What is needed is a copy of each line in the listing that contains "name".

--- Data provided ---

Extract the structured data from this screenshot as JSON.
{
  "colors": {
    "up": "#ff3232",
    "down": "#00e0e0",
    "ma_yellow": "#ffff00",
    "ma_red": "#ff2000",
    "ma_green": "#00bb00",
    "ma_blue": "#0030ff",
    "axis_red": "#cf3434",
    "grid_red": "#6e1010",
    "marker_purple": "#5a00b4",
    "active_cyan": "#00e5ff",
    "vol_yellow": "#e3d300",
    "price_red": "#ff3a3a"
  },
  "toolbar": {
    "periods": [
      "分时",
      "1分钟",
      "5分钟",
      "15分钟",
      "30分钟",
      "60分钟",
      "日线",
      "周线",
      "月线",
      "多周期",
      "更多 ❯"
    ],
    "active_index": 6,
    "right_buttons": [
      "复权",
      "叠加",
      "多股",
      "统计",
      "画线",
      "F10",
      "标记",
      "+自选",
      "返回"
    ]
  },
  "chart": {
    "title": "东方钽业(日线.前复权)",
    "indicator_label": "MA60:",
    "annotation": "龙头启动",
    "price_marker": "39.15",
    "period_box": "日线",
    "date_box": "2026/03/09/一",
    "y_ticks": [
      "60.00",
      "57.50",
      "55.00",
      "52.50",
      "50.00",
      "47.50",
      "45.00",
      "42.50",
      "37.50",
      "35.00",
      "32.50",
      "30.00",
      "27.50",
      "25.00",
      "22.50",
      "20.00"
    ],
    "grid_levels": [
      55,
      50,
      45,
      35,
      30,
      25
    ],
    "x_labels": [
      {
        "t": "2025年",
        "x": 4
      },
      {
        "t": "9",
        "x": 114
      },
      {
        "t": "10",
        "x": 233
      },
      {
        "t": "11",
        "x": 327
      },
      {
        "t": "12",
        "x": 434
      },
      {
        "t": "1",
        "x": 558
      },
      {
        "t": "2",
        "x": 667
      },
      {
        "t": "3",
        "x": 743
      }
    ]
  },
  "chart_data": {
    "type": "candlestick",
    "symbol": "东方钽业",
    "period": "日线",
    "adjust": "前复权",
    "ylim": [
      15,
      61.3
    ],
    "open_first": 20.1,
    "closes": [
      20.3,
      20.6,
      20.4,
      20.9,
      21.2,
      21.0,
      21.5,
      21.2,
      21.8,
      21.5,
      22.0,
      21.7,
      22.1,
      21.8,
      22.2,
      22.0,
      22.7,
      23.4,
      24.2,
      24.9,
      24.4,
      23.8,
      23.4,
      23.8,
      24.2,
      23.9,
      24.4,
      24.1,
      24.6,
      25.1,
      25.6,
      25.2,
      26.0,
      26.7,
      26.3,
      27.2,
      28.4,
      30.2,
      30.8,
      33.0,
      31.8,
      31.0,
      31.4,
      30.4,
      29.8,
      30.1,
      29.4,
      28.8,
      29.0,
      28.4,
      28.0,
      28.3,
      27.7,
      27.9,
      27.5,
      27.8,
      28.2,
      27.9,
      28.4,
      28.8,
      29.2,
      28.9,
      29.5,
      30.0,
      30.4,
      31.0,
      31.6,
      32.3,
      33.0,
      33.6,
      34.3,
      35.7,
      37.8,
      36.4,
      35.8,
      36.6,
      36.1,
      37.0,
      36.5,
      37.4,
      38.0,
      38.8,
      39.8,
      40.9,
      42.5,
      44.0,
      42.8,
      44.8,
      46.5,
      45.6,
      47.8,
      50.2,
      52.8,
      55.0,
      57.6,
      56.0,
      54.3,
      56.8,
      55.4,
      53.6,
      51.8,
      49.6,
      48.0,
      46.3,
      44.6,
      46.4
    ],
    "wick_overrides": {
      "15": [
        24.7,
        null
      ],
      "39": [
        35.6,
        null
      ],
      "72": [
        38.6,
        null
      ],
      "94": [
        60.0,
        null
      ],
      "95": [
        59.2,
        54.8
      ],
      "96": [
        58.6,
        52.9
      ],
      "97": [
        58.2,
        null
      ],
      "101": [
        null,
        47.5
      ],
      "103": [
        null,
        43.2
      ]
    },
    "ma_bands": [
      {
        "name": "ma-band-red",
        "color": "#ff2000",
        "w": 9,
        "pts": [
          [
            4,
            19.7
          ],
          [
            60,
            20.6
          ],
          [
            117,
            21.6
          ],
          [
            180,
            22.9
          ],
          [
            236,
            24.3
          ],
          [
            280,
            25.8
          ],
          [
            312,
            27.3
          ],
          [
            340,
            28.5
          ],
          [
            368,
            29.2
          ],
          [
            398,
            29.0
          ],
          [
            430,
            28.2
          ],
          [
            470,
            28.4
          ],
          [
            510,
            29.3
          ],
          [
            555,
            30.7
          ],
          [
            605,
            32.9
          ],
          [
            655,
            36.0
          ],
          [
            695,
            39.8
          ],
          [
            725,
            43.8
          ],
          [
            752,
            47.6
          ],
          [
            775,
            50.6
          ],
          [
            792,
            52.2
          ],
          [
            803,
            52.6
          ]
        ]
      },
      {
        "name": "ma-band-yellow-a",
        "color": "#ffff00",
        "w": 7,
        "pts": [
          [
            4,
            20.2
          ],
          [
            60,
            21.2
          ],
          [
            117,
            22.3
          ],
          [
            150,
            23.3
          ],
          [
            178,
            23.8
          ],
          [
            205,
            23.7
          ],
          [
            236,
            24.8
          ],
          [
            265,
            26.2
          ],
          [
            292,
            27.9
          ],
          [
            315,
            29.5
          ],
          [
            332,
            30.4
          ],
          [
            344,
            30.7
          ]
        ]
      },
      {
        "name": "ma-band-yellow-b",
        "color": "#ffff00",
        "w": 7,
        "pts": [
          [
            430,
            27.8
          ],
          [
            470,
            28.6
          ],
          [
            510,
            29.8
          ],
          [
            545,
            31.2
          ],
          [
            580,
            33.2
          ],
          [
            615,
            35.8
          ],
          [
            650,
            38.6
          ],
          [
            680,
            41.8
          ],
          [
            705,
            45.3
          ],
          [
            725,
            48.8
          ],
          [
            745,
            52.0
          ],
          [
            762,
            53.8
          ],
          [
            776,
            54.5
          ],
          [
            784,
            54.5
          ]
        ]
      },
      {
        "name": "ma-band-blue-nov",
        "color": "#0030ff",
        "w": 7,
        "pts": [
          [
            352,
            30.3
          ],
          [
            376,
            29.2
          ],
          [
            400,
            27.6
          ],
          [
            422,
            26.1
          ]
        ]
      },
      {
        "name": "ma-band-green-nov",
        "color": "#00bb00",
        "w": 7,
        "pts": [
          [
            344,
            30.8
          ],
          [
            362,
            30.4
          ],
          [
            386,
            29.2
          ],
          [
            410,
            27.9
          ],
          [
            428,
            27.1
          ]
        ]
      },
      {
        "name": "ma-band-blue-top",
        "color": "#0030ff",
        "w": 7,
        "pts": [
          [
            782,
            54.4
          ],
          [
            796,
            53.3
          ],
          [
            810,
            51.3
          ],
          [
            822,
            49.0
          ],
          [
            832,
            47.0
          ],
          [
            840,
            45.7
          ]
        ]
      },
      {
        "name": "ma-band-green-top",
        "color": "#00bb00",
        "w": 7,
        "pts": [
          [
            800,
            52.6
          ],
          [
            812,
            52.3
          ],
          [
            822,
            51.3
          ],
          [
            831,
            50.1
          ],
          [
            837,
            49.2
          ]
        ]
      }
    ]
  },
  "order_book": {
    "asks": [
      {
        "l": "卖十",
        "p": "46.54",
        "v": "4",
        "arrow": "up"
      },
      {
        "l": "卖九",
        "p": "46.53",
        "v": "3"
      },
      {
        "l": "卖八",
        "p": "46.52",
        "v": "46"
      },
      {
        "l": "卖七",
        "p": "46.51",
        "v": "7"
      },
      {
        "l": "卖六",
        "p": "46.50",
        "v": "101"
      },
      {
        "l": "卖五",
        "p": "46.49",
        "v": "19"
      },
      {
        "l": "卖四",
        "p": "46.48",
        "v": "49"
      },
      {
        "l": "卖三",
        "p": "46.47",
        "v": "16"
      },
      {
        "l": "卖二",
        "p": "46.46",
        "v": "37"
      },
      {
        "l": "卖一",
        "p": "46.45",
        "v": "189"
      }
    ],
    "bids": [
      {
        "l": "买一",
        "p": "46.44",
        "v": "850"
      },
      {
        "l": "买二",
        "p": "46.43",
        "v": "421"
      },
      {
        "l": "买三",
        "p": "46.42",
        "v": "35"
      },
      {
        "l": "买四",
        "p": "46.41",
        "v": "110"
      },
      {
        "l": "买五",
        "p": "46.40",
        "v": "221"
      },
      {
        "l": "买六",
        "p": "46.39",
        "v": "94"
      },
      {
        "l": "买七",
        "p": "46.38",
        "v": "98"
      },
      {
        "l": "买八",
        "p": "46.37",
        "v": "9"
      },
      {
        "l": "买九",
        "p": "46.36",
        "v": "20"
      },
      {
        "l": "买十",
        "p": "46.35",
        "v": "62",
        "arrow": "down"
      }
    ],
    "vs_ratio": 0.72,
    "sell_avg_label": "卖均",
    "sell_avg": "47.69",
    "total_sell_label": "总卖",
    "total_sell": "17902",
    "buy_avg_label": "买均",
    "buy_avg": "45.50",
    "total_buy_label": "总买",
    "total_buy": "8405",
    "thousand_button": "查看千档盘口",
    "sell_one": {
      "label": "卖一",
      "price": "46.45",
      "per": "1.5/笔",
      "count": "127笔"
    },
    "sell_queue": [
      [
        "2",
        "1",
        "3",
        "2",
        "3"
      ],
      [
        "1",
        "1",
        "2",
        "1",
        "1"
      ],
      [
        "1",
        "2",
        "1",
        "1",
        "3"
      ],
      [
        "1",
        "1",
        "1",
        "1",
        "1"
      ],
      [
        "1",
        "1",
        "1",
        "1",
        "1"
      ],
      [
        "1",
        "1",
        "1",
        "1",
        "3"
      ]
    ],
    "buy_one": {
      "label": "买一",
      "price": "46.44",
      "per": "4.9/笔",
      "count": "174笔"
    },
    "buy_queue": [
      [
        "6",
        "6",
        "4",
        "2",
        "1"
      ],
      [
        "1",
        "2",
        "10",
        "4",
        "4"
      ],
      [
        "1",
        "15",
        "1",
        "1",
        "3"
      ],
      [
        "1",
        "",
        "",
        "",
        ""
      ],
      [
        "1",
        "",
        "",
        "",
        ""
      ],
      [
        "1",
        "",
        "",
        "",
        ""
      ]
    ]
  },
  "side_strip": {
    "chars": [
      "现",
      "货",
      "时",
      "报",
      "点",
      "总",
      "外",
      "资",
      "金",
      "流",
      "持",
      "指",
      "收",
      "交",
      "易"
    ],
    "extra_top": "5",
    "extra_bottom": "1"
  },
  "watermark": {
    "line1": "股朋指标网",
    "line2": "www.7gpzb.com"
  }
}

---

The answer »
        "name": "ma-band-red",
        "name": "ma-band-yellow-a",
        "name": "ma-band-yellow-b",
        "name": "ma-band-blue-nov",
        "name": "ma-band-green-nov",
        "name": "ma-band-blue-top",
        "name": "ma-band-green-top",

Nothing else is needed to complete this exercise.